Anonymous said...

I don't get off either. It's not worth getting out and getting in the back of another line. And like the other guy said, who knows if there really is a train two minutes behind?

Andy said...

Once on a train, I don't get off; but if the train is truly that crowded, and the operator is saying there's another train directly behind that one, I will wait for the next one...

I have found if the operation is saying the next Pittsburg/Baypoint train is directly behind the current one, then it's true. If the operator says there will be another one, or another one is 5, 10, etc minutes then the operator is just referring to the next scheduled train....

ConcordCommuter said...

Usually I'm already seated when this happens, so I am of course staying put. The few times I have had to stand in these horribly crowded conditions, I will exit and wait for the next train. I figure, it isn't going to make a difference at work if I'm 10 minutes later, and neither will it matter on my way home.

Anonymous said...

From a few years ago on a Dublin-bound train, waiting at Embarcadero a little longer than is normal in the middle of rush hour. Every person coming down to the platform did the OMG A TRAIN A TRAIN THERE WILL NEVER BE ANOTHER ONE AFTER THIS ONE I MUST GET ON THIS ONE NOW OR I WILL NEVAR SEE MY FAMILY AGAIN OMG OMG A TRAIN A TRAIN run from the escalator.

So the train sits there and more people pile in, and we continue to sit there, and more people pile in, and we continue to sit there and MORE people pile in. The crush is unbearable. I give up and get out, and since I was in Most Important Person In The World mode, I was rather pissy about doing so.

Imagine my delight and surprise when, one second before the door closed, what had to be the smelliest, nastiest and foulest homeless person I have ever seen ambled into that crowded car and the doors snapped shut before anyone else could get out.

The looks of helpless terror and disgust on the people who just HAD to be on that train, as it rolled out of the station, still makes me laugh to this day.

And that is why if I have the chance and they make the announcement, I'll always wait for a less-crowded train.nsx

bartmusings said...

You're really good at descripting the scenario. Wow! Sounds really nasty. I think I probably would have pissed everyone off by sticking my arm to prevent the door from closing (never ever done that before) if I were stuck standing in an unbearably crowded train next to a homeless person. Good thing you made the decision to get out!

Rafael said...

I've taken bart plenty of times from Montgomery to San Bruno and most of the times 6pm to 615pm the train isn't that crowded. Yes, I've had to stand up the whole time, but it's not as bad as my fellow posters experiences. Getting off the subject here a bit. Have you ever taken the Muni train from Montgomery to Balboa Park? Holy smokes talk about an overcrowded train. I've seen videos on the internet of crowded Japanese trains, but the Muni trains can give them a run for their money.
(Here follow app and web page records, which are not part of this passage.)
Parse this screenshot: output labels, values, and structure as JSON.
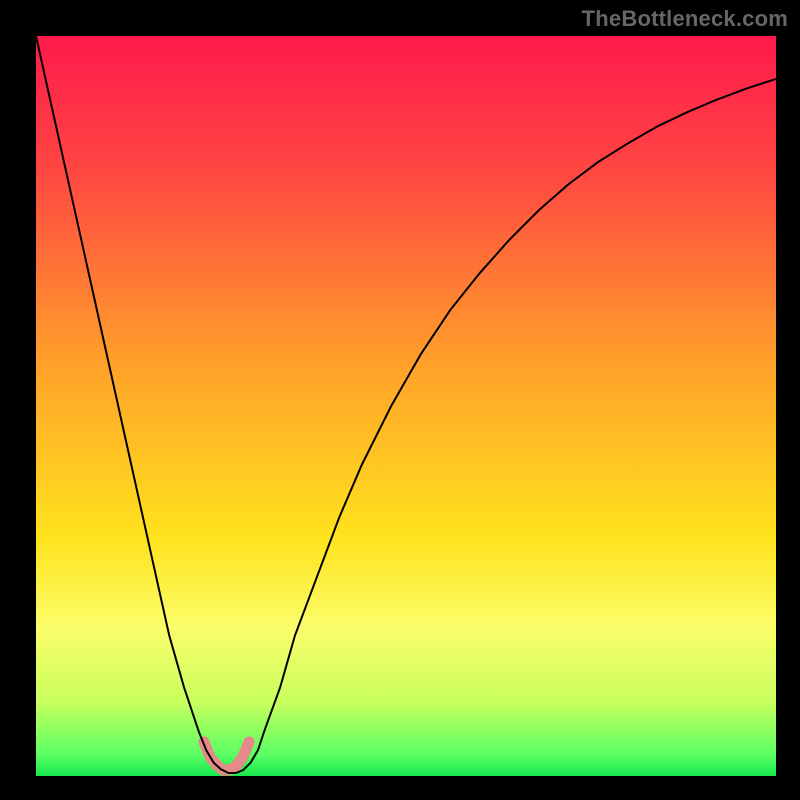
{
  "watermark": "TheBottleneck.com",
  "gradient": {
    "stops": [
      {
        "offset": 0,
        "color": "#ff1a4b"
      },
      {
        "offset": 0.18,
        "color": "#ff4642"
      },
      {
        "offset": 0.45,
        "color": "#ffa329"
      },
      {
        "offset": 0.68,
        "color": "#ffe31d"
      },
      {
        "offset": 0.8,
        "color": "#fbfd6a"
      },
      {
        "offset": 0.9,
        "color": "#c8ff5e"
      },
      {
        "offset": 0.97,
        "color": "#5dff63"
      },
      {
        "offset": 1.0,
        "color": "#17e84e"
      }
    ]
  },
  "curve": {
    "stroke": "#000000",
    "stroke_width": 2
  },
  "highlight": {
    "stroke": "#e58a88",
    "stroke_width": 11,
    "linecap": "round",
    "dot_radius": 5.5
  },
  "chart_data": {
    "type": "line",
    "title": "",
    "xlabel": "",
    "ylabel": "",
    "xlim": [
      0,
      100
    ],
    "ylim": [
      0,
      100
    ],
    "x": [
      0,
      2,
      4,
      6,
      8,
      10,
      12,
      14,
      16,
      18,
      20,
      22,
      23,
      24,
      25,
      26,
      27,
      28,
      29,
      30,
      31,
      33,
      35,
      38,
      41,
      44,
      48,
      52,
      56,
      60,
      64,
      68,
      72,
      76,
      80,
      84,
      88,
      92,
      96,
      100
    ],
    "y": [
      100,
      91,
      82,
      73,
      64,
      55,
      46,
      37,
      28,
      19,
      12,
      6,
      3.5,
      1.8,
      0.9,
      0.4,
      0.4,
      0.8,
      1.8,
      3.5,
      6.5,
      12,
      19,
      27,
      35,
      42,
      50,
      57,
      63,
      68,
      72.5,
      76.5,
      80,
      83,
      85.5,
      87.8,
      89.7,
      91.4,
      92.9,
      94.2
    ],
    "annotations": [
      {
        "type": "highlight-segment",
        "x": [
          22.7,
          23.5,
          24.5,
          25.3,
          26.1,
          27.0,
          27.9,
          28.8
        ],
        "y": [
          4.6,
          2.6,
          1.4,
          0.8,
          0.8,
          1.3,
          2.5,
          4.6
        ]
      }
    ]
  }
}
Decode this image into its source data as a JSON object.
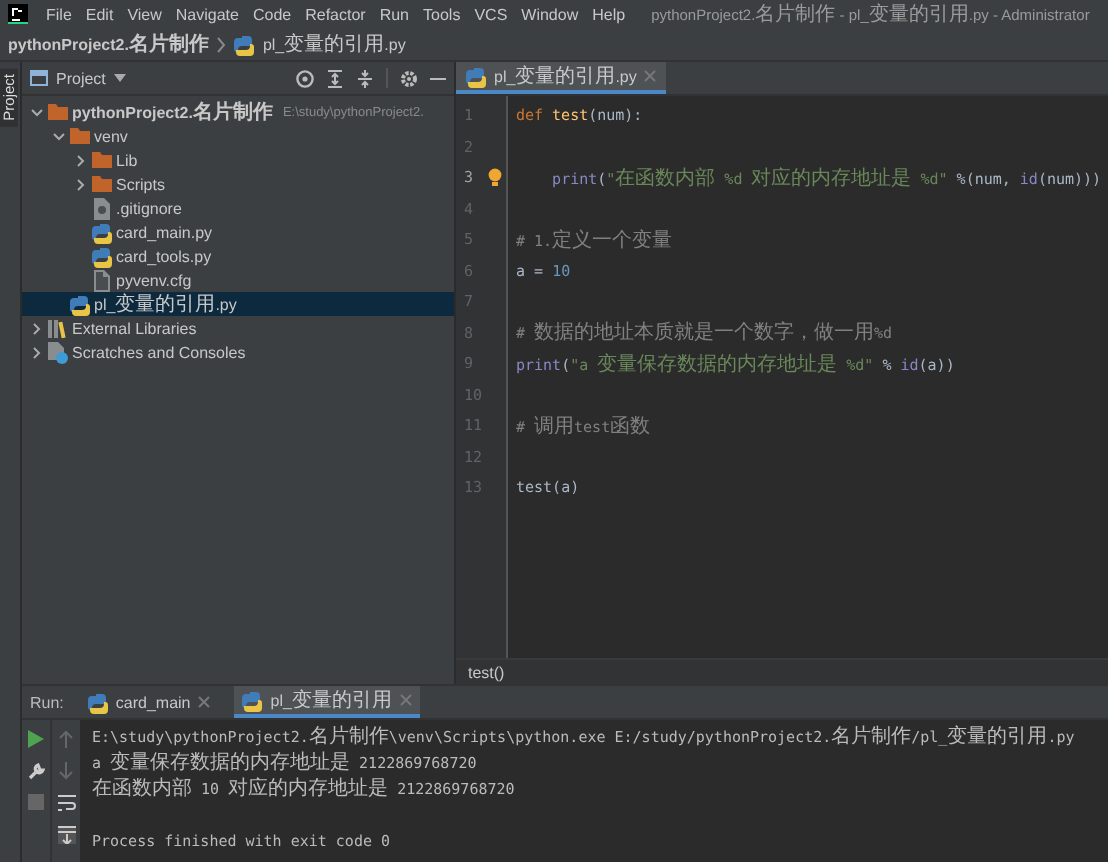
{
  "menu_bar": {
    "items": [
      "File",
      "Edit",
      "View",
      "Navigate",
      "Code",
      "Refactor",
      "Run",
      "Tools",
      "VCS",
      "Window",
      "Help"
    ],
    "title": "pythonProject2.名片制作 - pl_变量的引用.py - Administrator"
  },
  "breadcrumb": {
    "project": "pythonProject2.名片制作",
    "file": "pl_变量的引用.py"
  },
  "tool_stripe": {
    "label": "Project"
  },
  "project_panel": {
    "title": "Project",
    "tree": [
      {
        "label": "pythonProject2.名片制作",
        "path": "E:\\study\\pythonProject2.",
        "kind": "folder",
        "expanded": true,
        "selected": false,
        "children": [
          {
            "label": "venv",
            "kind": "folder",
            "expanded": true,
            "selected": false,
            "children": [
              {
                "label": "Lib",
                "kind": "folder",
                "expanded": false,
                "selected": false
              },
              {
                "label": "Scripts",
                "kind": "folder",
                "expanded": false,
                "selected": false
              },
              {
                "label": ".gitignore",
                "kind": "file",
                "selected": false
              },
              {
                "label": "card_main.py",
                "kind": "python",
                "selected": false
              },
              {
                "label": "card_tools.py",
                "kind": "python",
                "selected": false
              },
              {
                "label": "pyvenv.cfg",
                "kind": "file",
                "selected": false
              }
            ]
          },
          {
            "label": "pl_变量的引用.py",
            "kind": "python",
            "selected": true
          }
        ]
      },
      {
        "label": "External Libraries",
        "kind": "library",
        "expanded": false,
        "selected": false
      },
      {
        "label": "Scratches and Consoles",
        "kind": "scratches",
        "expanded": false,
        "selected": false
      }
    ]
  },
  "editor": {
    "tabs": [
      {
        "label": "pl_变量的引用.py",
        "selected": true
      }
    ],
    "lines": [
      {
        "number": "1",
        "current": false,
        "hint": false,
        "tokens": [
          {
            "kind": "keyword",
            "text": "def"
          },
          {
            "kind": "funcdef",
            "text": "test"
          },
          {
            "kind": "plain",
            "text": "(num):"
          }
        ]
      },
      {
        "number": "2",
        "current": false,
        "hint": false
      },
      {
        "number": "3",
        "current": true,
        "hint": true,
        "tokens": [
          {
            "kind": "builtin",
            "text": "    print"
          },
          {
            "kind": "plain",
            "text": "("
          },
          {
            "kind": "string",
            "text": "\"在函数内部 %d 对应的内存地址是 %d\""
          },
          {
            "kind": "plain",
            "text": " %(num, "
          },
          {
            "kind": "builtin",
            "text": "id"
          },
          {
            "kind": "plain",
            "text": "(num)))"
          }
        ]
      },
      {
        "number": "4",
        "current": false,
        "hint": false
      },
      {
        "number": "5",
        "current": false,
        "hint": false,
        "tokens": [
          {
            "kind": "comment",
            "text": "# 1.定义一个变量"
          }
        ]
      },
      {
        "number": "6",
        "current": false,
        "hint": false,
        "tokens": [
          {
            "kind": "plain",
            "text": "a = "
          },
          {
            "kind": "number",
            "text": "10"
          }
        ]
      },
      {
        "number": "7",
        "current": false,
        "hint": false
      },
      {
        "number": "8",
        "current": false,
        "hint": false,
        "tokens": [
          {
            "kind": "comment",
            "text": "# 数据的地址本质就是一个数字，做一用%d"
          }
        ]
      },
      {
        "number": "9",
        "current": false,
        "hint": false,
        "tokens": [
          {
            "kind": "builtin",
            "text": "print"
          },
          {
            "kind": "plain",
            "text": "("
          },
          {
            "kind": "string",
            "text": "\"a 变量保存数据的内存地址是 %d\""
          },
          {
            "kind": "plain",
            "text": " % "
          },
          {
            "kind": "builtin",
            "text": "id"
          },
          {
            "kind": "plain",
            "text": "(a))"
          }
        ]
      },
      {
        "number": "10",
        "current": false,
        "hint": false
      },
      {
        "number": "11",
        "current": false,
        "hint": false,
        "tokens": [
          {
            "kind": "comment",
            "text": "# 调用test函数"
          }
        ]
      },
      {
        "number": "12",
        "current": false,
        "hint": false
      },
      {
        "number": "13",
        "current": false,
        "hint": false,
        "tokens": [
          {
            "kind": "plain",
            "text": "test(a)"
          }
        ]
      }
    ],
    "breadcrumb": "test()"
  },
  "run_panel": {
    "label": "Run:",
    "tabs": [
      {
        "label": "card_main",
        "selected": false
      },
      {
        "label": "pl_变量的引用",
        "selected": true
      }
    ],
    "output": [
      {
        "kind": "command",
        "text": "E:\\study\\pythonProject2.名片制作\\venv\\Scripts\\python.exe E:/study/pythonProject2.名片制作/pl_变量的引用.py"
      },
      {
        "kind": "output",
        "text": "a 变量保存数据的内存地址是 2122869768720"
      },
      {
        "kind": "output",
        "text": "在函数内部 10 对应的内存地址是 2122869768720"
      },
      {
        "kind": "exit",
        "text": "Process finished with exit code 0"
      }
    ]
  }
}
bartmusings said...

Hi Rafael, worse than Japanese commuter tains? Goodness, must be insanely crowded!!! If you ever shoot a clip (I know you're good at that!), share it with all of us!

The Pirate Lucky said...

For me, nobody ever gets off.It's useless. It's true, people actually cram in their faster, to get that last golden ticket. and for what?

It's like racing to a red light sometimes. At least with BART you know there is another train right behind you. With MUNI, when a bus driver says there's another one right behind him, we all just roll our eyes and sigh. Wait time for bart=3 minutes. Muni=20min or more!

No one wants to back track. It's probably just as hard to GET OFF the train you're smooshed into as it was getting on!

Anonymous said...

If by chance I hop on and can't get anywhere else other than right there at the door, I'll hop back off and wait . . . what's another 3 minutes!

Scott said...

I'll wait if I can hear the announcement from the TO saying there is one 3 minutes behind since it's usually true and I'll wait.

Once you're on a train that is packed like that, though, it's like the most unpleasant Hotel California. You can come but you can never leave. It's too hard to get off again unless you're right by the door and you'll have an easier time getting off when it thins in a few stops, anyway.